━━━ DATA UNDER STUDY ━━━

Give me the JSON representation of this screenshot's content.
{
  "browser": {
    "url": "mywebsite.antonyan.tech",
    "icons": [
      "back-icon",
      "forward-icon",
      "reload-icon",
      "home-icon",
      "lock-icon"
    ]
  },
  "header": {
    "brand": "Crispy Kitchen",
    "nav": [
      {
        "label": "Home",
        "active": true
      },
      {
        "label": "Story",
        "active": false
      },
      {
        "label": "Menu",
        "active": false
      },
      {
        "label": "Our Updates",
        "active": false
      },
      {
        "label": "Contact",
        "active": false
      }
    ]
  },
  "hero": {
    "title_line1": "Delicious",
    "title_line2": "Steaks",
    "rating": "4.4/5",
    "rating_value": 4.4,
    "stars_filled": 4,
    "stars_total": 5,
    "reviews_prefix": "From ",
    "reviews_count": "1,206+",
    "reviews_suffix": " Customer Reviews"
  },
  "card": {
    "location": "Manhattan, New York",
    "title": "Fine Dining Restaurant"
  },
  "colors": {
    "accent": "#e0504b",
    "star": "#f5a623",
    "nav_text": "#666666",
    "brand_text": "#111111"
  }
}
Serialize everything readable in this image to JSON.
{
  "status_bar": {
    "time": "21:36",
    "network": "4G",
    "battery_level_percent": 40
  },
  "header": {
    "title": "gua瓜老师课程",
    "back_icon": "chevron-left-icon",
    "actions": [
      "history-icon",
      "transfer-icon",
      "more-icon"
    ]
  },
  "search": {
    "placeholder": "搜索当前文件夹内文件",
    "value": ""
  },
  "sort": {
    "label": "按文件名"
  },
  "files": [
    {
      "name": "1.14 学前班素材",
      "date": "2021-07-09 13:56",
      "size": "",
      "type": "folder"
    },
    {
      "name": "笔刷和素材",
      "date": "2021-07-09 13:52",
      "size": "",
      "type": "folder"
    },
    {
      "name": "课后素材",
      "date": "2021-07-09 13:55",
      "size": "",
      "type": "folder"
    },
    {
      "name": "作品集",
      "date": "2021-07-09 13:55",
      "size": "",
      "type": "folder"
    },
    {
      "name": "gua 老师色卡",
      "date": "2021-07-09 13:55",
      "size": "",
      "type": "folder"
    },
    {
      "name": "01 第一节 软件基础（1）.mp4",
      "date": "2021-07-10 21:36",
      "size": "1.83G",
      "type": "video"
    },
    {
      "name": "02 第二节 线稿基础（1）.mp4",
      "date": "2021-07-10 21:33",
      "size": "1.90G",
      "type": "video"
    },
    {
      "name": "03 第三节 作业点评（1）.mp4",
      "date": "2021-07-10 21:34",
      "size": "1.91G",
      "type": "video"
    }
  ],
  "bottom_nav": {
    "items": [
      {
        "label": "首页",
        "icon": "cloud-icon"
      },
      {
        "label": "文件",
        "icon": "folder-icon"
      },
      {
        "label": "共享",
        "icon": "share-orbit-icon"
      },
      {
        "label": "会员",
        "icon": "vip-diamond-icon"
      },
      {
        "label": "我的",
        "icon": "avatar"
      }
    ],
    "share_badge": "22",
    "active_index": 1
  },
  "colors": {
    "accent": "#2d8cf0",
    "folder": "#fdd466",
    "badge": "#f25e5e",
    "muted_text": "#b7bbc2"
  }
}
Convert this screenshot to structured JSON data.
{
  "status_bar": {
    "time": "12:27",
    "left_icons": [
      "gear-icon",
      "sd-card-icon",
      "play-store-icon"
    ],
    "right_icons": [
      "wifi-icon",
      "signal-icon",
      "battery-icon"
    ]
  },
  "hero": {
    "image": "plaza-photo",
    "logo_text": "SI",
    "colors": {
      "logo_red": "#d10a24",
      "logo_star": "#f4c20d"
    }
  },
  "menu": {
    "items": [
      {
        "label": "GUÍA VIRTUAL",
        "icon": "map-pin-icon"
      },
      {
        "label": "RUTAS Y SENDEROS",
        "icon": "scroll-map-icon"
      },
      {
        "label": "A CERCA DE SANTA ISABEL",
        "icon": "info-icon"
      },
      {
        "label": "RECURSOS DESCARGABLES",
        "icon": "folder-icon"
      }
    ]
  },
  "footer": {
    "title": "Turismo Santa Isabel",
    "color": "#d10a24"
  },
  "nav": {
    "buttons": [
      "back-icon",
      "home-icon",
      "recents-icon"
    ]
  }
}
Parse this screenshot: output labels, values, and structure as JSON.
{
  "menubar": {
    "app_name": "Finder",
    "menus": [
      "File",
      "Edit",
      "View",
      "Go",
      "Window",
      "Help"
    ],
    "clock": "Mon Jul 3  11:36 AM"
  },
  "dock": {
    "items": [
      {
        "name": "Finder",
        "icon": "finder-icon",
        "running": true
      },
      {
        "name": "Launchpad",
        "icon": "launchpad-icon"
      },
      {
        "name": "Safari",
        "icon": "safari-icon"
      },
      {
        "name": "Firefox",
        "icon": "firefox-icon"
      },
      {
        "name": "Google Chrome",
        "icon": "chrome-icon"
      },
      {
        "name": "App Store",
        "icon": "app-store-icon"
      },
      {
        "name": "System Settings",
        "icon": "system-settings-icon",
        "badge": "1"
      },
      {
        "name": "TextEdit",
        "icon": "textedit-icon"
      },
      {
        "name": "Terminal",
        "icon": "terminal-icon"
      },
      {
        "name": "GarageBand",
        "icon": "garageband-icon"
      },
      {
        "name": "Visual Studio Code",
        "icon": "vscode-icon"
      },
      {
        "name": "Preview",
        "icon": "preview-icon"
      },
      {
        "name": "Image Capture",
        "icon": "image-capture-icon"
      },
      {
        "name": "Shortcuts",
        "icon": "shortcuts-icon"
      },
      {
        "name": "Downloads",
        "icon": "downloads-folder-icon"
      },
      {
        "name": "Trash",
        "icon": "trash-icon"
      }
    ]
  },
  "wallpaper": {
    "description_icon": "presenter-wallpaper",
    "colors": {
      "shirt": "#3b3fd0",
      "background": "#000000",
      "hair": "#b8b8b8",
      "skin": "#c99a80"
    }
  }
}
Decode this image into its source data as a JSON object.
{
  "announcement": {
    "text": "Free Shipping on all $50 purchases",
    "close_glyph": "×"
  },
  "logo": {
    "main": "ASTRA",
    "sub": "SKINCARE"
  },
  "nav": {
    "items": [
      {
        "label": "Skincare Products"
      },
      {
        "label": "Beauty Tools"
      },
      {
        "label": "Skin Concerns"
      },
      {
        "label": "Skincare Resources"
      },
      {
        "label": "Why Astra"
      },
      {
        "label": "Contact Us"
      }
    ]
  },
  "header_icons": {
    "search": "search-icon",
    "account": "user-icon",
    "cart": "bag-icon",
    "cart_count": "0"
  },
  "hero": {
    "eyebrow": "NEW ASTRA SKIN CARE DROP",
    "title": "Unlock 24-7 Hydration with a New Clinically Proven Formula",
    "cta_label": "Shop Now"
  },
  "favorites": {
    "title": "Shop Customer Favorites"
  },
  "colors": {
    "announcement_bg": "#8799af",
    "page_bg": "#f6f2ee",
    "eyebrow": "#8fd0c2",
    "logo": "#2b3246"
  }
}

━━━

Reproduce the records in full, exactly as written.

— PROBLEM SOLUTION —
Give me the JSON representation of this screenshot's content.
{
  "browser": {
    "url": "mywebsite.antonyan.tech",
    "icons": [
      "back-icon",
      "forward-icon",
      "reload-icon",
      "home-icon",
      "lock-icon"
    ]
  },
  "header": {
    "brand": "Crispy Kitchen",
    "nav": [
      {
        "label": "Home",
        "active": true
      },
      {
        "label": "Story",
        "active": false
      },
      {
        "label": "Menu",
        "active": false
      },
      {
        "label": "Our Updates",
        "active": false
      },
      {
        "label": "Contact",
        "active": false
      }
    ]
  },
  "hero": {
    "title_line1": "Delicious",
    "title_line2": "Steaks",
    "rating": "4.4/5",
    "rating_value": 4.4,
    "stars_filled": 4,
    "stars_total": 5,
    "reviews_prefix": "From ",
    "reviews_count": "1,206+",
    "reviews_suffix": " Customer Reviews"
  },
  "card": {
    "location": "Manhattan, New York",
    "title": "Fine Dining Restaurant"
  },
  "colors": {
    "accent": "#e0504b",
    "star": "#f5a623",
    "nav_text": "#666666",
    "brand_text": "#111111"
  }
}
Serialize everything readable in this image to JSON.
{
  "status_bar": {
    "time": "21:36",
    "network": "4G",
    "battery_level_percent": 40
  },
  "header": {
    "title": "gua瓜老师课程",
    "back_icon": "chevron-left-icon",
    "actions": [
      "history-icon",
      "transfer-icon",
      "more-icon"
    ]
  },
  "search": {
    "placeholder": "搜索当前文件夹内文件",
    "value": ""
  },
  "sort": {
    "label": "按文件名"
  },
  "files": [
    {
      "name": "1.14 学前班素材",
      "date": "2021-07-09 13:56",
      "size": "",
      "type": "folder"
    },
    {
      "name": "笔刷和素材",
      "date": "2021-07-09 13:52",
      "size": "",
      "type": "folder"
    },
    {
      "name": "课后素材",
      "date": "2021-07-09 13:55",
      "size": "",
      "type": "folder"
    },
    {
      "name": "作品集",
      "date": "2021-07-09 13:55",
      "size": "",
      "type": "folder"
    },
    {
      "name": "gua 老师色卡",
      "date": "2021-07-09 13:55",
      "size": "",
      "type": "folder"
    },
    {
      "name": "01 第一节 软件基础（1）.mp4",
      "date": "2021-07-10 21:36",
      "size": "1.83G",
      "type": "video"
    },
    {
      "name": "02 第二节 线稿基础（1）.mp4",
      "date": "2021-07-10 21:33",
      "size": "1.90G",
      "type": "video"
    },
    {
      "name": "03 第三节 作业点评（1）.mp4",
      "date": "2021-07-10 21:34",
      "size": "1.91G",
      "type": "video"
    }
  ],
  "bottom_nav": {
    "items": [
      {
        "label": "首页",
        "icon": "cloud-icon"
      },
      {
        "label": "文件",
        "icon": "folder-icon"
      },
      {
        "label": "共享",
        "icon": "share-orbit-icon"
      },
      {
        "label": "会员",
        "icon": "vip-diamond-icon"
      },
      {
        "label": "我的",
        "icon": "avatar"
      }
    ],
    "share_badge": "22",
    "active_index": 1
  },
  "colors": {
    "accent": "#2d8cf0",
    "folder": "#fdd466",
    "badge": "#f25e5e",
    "muted_text": "#b7bbc2"
  }
}
Convert this screenshot to structured JSON data.
{
  "status_bar": {
    "time": "12:27",
    "left_icons": [
      "gear-icon",
      "sd-card-icon",
      "play-store-icon"
    ],
    "right_icons": [
      "wifi-icon",
      "signal-icon",
      "battery-icon"
    ]
  },
  "hero": {
    "image": "plaza-photo",
    "logo_text": "SI",
    "colors": {
      "logo_red": "#d10a24",
      "logo_star": "#f4c20d"
    }
  },
  "menu": {
    "items": [
      {
        "label": "GUÍA VIRTUAL",
        "icon": "map-pin-icon"
      },
      {
        "label": "RUTAS Y SENDEROS",
        "icon": "scroll-map-icon"
      },
      {
        "label": "A CERCA DE SANTA ISABEL",
        "icon": "info-icon"
      },
      {
        "label": "RECURSOS DESCARGABLES",
        "icon": "folder-icon"
      }
    ]
  },
  "footer": {
    "title": "Turismo Santa Isabel",
    "color": "#d10a24"
  },
  "nav": {
    "buttons": [
      "back-icon",
      "home-icon",
      "recents-icon"
    ]
  }
}
Parse this screenshot: output labels, values, and structure as JSON.
{
  "menubar": {
    "app_name": "Finder",
    "menus": [
      "File",
      "Edit",
      "View",
      "Go",
      "Window",
      "Help"
    ],
    "clock": "Mon Jul 3  11:36 AM"
  },
  "dock": {
    "items": [
      {
        "name": "Finder",
        "icon": "finder-icon",
        "running": true
      },
      {
        "name": "Launchpad",
        "icon": "launchpad-icon"
      },
      {
        "name": "Safari",
        "icon": "safari-icon"
      },
      {
        "name": "Firefox",
        "icon": "firefox-icon"
      },
      {
        "name": "Google Chrome",
        "icon": "chrome-icon"
      },
      {
        "name": "App Store",
        "icon": "app-store-icon"
      },
      {
        "name": "System Settings",
        "icon": "system-settings-icon",
        "badge": "1"
      },
      {
        "name": "TextEdit",
        "icon": "textedit-icon"
      },
      {
        "name": "Terminal",
        "icon": "terminal-icon"
      },
      {
        "name": "GarageBand",
        "icon": "garageband-icon"
      },
      {
        "name": "Visual Studio Code",
        "icon": "vscode-icon"
      },
      {
        "name": "Preview",
        "icon": "preview-icon"
      },
      {
        "name": "Image Capture",
        "icon": "image-capture-icon"
      },
      {
        "name": "Shortcuts",
        "icon": "shortcuts-icon"
      },
      {
        "name": "Downloads",
        "icon": "downloads-folder-icon"
      },
      {
        "name": "Trash",
        "icon": "trash-icon"
      }
    ]
  },
  "wallpaper": {
    "description_icon": "presenter-wallpaper",
    "colors": {
      "shirt": "#3b3fd0",
      "background": "#000000",
      "hair": "#b8b8b8",
      "skin": "#c99a80"
    }
  }
}
Decode this image into its source data as a JSON object.
{
  "announcement": {
    "text": "Free Shipping on all $50 purchases",
    "close_glyph": "×"
  },
  "logo": {
    "main": "ASTRA",
    "sub": "SKINCARE"
  },
  "nav": {
    "items": [
      {
        "label": "Skincare Products"
      },
      {
        "label": "Beauty Tools"
      },
      {
        "label": "Skin Concerns"
      },
      {
        "label": "Skincare Resources"
      },
      {
        "label": "Why Astra"
      },
      {
        "label": "Contact Us"
      }
    ]
  },
  "header_icons": {
    "search": "search-icon",
    "account": "user-icon",
    "cart": "bag-icon",
    "cart_count": "0"
  },
  "hero": {
    "eyebrow": "NEW ASTRA SKIN CARE DROP",
    "title": "Unlock 24-7 Hydration with a New Clinically Proven Formula",
    "cta_label": "Shop Now"
  },
  "favorites": {
    "title": "Shop Customer Favorites"
  },
  "colors": {
    "announcement_bg": "#8799af",
    "page_bg": "#f6f2ee",
    "eyebrow": "#8fd0c2",
    "logo": "#2b3246"
  }
}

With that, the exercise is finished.